This rifle was made in the Colonial Williamsburg Gunshop in 1975 and
based loosely on an antique North Carolina made rifle I had seen. The
whereabouts of the old rifle is presently unknown. I would like to
contact the present owner of the original about getting better photographs of it.
This rifle has a Siler lock and a Bob Paris .50 caliber barrel. The
rest was made in the shop. The stock is sugar maple. The lock and barrel
were rust blued.
Colonial Williamsburg photos from 1975
The remaining pictures were taken in 2008.
This photo was taken in dim light to reduce some of the glare on the
The lower screw has gotten cross threaded so the slot no longer lines up
with all the others.
Despite the acid being neutralized, the stock has darkened considerably in 33
One of the challenges faced by modern rifle builders is creating carving
that is finished in a "workmanlike manner" but not overly finished.
Among the many issues behind this challenge is the fact that the the
standard was not a single standard. It varied over time, region and
individual maker. What was an acceptable in the Vogler's shop in 1800
was very different from the Christian's Spring shop in 1775.
Another complication arises from the customer's expectation. In 1975,
when this rifle was carved, we were just a decade into trying to educate
the shop's clients about the difference between period work and Arts and
Crafts movement Colonial Revival work. Being at Colonial Williamsburg
gave us both the opportunity and the responsibility to take the lead in
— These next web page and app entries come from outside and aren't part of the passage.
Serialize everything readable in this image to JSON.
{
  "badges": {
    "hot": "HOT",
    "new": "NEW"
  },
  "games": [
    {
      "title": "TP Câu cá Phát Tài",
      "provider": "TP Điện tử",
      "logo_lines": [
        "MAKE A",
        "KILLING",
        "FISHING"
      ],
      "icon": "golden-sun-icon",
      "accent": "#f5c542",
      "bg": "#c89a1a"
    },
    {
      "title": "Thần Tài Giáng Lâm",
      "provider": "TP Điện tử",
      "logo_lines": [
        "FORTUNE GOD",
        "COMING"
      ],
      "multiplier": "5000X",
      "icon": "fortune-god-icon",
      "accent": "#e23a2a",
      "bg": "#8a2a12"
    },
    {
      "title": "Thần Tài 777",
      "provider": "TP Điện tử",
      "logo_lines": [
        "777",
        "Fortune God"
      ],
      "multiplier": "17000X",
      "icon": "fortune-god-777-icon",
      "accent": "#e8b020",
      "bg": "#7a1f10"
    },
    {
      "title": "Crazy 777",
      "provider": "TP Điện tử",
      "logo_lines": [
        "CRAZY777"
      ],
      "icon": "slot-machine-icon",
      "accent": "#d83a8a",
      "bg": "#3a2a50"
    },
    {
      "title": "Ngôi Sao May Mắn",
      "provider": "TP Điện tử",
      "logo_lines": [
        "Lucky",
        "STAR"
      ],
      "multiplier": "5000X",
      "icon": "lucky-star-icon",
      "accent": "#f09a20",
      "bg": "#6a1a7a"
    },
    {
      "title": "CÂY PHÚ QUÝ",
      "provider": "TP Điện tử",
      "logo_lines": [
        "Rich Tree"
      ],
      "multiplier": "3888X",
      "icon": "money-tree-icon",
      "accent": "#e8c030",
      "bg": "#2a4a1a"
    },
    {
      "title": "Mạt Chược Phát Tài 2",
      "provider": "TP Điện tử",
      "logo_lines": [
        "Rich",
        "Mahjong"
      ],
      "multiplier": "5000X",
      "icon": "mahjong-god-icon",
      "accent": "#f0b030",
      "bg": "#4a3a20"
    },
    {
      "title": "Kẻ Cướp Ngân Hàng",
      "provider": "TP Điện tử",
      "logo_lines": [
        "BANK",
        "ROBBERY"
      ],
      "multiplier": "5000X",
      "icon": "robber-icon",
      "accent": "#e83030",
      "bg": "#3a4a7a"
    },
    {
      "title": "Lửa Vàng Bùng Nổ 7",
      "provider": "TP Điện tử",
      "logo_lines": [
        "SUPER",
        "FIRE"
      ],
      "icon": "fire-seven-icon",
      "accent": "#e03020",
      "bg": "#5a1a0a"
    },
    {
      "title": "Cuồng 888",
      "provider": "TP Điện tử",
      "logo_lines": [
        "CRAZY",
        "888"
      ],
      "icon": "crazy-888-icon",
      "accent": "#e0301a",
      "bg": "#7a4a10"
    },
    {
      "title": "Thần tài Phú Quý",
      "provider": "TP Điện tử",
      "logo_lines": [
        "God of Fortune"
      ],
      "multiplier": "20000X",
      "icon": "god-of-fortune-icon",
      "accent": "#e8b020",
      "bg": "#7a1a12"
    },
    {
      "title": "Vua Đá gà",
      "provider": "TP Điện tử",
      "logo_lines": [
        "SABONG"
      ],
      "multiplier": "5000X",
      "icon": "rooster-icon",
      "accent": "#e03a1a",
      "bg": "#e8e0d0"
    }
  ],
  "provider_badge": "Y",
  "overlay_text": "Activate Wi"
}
However, if you could examine all the shop production from 1965 to 1990
you would find that we had cycles where we disciplined ourselves to turn
out our interpretation of period correct rifles but at other times we
let our own egos get involved and produced rifles that were overdone ---
perhaps, in part, just to prove we could do work equal to our peers of
Note chisel cut and scraped finish on this rifle. If I remember
correctly, I used only 3 or 4 chisels in doing this carving.
Fancy single triggers were another common shop detail in the 1970s. They
were cold forged from 1/16 inch sheet steel.
The rust blue on the lock and barrel has held up well but this rifle has
not been shot in the last 20 years.
The butt piece casting, with the twin flutes, was one of several shop
patterns and not intended to be thought of as a North Carolina detail.
Note the sand flaws in the casting below the screw.
We did not discard a casting just because it had a few flaws. Neither
did period smiths.
Another "school detail" of rifles from the CWF shop in this period was
the use of a bullet mold cherry to form the thin portion of the hind